====== Data to examine
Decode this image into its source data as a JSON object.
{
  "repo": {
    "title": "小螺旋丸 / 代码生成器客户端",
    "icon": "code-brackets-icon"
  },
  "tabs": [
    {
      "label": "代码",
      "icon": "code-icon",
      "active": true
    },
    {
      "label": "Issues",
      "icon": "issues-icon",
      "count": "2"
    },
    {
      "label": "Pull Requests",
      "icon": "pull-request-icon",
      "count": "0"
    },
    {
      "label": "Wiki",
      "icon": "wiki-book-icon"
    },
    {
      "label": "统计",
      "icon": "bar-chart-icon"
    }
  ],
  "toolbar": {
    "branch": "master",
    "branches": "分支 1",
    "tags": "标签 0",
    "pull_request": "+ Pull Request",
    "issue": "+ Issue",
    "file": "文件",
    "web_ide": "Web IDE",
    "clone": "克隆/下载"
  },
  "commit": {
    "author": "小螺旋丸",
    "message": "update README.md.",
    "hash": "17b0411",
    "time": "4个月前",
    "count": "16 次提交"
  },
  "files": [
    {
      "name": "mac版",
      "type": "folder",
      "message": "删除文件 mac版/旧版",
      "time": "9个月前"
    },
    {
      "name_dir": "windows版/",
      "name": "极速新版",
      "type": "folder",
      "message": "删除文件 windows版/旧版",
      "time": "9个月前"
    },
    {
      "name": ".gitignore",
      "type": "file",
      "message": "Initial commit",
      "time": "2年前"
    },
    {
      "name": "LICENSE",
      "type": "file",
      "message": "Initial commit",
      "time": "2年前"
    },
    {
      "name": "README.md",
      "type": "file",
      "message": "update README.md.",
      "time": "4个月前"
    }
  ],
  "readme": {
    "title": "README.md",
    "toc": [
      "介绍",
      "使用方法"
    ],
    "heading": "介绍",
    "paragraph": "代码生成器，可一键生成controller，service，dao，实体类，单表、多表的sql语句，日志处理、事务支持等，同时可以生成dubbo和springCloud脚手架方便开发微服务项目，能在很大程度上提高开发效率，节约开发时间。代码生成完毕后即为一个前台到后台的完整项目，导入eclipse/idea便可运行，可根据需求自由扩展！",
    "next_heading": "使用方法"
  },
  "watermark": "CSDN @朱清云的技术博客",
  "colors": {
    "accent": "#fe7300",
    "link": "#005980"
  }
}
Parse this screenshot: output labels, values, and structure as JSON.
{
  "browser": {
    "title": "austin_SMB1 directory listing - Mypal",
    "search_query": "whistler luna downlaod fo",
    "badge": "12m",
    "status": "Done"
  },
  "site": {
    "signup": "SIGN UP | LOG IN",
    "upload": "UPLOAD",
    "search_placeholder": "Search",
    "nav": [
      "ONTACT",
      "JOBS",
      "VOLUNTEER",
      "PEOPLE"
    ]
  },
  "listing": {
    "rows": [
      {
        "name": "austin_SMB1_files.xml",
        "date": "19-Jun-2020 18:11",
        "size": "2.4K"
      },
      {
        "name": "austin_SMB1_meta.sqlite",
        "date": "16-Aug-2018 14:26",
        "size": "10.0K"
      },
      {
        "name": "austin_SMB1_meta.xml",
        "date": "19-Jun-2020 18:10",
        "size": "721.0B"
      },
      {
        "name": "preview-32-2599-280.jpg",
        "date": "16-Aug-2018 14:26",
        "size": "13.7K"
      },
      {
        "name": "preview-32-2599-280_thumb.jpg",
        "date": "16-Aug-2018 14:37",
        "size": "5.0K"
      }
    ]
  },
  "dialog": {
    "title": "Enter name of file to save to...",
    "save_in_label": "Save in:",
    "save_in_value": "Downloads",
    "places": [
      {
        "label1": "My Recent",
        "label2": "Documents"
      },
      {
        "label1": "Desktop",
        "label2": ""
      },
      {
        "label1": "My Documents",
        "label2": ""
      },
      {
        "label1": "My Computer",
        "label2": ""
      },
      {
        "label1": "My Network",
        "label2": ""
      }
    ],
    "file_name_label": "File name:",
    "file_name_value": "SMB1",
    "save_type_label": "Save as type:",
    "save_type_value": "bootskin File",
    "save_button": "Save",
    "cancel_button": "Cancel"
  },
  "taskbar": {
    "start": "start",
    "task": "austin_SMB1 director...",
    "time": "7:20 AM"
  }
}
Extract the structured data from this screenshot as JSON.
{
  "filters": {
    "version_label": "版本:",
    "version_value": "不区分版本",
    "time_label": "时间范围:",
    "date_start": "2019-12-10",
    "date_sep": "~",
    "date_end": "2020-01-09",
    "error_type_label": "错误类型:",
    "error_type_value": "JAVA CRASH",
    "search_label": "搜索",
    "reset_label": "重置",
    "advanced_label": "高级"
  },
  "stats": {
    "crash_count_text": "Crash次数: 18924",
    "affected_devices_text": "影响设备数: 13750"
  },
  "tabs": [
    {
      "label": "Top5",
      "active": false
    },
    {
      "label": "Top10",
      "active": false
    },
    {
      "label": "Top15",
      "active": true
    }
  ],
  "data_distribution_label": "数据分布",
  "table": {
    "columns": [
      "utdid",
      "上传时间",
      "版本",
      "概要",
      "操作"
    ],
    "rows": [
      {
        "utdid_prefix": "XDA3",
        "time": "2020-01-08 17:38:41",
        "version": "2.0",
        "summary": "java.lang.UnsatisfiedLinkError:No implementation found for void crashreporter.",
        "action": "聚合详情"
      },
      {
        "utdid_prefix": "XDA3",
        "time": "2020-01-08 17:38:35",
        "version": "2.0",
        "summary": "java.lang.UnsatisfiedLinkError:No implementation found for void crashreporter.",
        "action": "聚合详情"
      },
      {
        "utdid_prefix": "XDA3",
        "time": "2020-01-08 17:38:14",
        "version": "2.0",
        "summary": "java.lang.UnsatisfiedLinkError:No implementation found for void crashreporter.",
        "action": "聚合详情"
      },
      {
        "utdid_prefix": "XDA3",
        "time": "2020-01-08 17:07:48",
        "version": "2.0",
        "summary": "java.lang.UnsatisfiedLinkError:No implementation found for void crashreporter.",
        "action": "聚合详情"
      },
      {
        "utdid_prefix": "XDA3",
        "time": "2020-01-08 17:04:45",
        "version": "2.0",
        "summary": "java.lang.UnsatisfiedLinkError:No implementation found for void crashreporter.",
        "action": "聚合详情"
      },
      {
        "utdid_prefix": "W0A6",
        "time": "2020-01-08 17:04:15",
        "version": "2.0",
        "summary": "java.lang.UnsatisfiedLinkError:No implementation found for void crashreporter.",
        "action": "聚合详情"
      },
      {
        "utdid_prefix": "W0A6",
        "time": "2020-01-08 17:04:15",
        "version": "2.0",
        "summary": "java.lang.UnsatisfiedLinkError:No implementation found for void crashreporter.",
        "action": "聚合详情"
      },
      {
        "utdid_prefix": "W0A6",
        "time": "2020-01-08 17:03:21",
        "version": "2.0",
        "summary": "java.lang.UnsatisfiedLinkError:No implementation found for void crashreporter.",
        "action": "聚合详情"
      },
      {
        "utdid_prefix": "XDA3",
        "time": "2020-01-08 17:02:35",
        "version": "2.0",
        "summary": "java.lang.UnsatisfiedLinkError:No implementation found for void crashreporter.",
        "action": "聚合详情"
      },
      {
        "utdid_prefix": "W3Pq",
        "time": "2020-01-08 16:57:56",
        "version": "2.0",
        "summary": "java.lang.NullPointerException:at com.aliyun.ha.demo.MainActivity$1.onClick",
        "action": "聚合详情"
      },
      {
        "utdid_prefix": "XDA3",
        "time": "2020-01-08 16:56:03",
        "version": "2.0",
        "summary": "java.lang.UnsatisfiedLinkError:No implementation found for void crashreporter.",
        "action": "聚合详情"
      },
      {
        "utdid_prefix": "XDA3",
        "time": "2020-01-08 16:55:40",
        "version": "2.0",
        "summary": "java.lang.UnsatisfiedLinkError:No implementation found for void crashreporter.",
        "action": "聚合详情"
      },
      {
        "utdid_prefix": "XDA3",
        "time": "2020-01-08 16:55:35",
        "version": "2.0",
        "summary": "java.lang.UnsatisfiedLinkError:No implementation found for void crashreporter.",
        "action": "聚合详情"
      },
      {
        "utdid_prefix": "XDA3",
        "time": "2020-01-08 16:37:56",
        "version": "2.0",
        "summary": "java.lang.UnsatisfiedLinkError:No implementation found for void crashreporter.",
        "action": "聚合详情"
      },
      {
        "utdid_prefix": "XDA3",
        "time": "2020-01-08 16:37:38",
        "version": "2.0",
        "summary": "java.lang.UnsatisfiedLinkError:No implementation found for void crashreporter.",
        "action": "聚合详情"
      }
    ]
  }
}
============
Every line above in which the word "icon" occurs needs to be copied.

Written reply -
    "icon": "code-brackets-icon"
      "icon": "code-icon",
      "icon": "issues-icon",
      "icon": "pull-request-icon",
      "icon": "wiki-book-icon"
      "icon": "bar-chart-icon"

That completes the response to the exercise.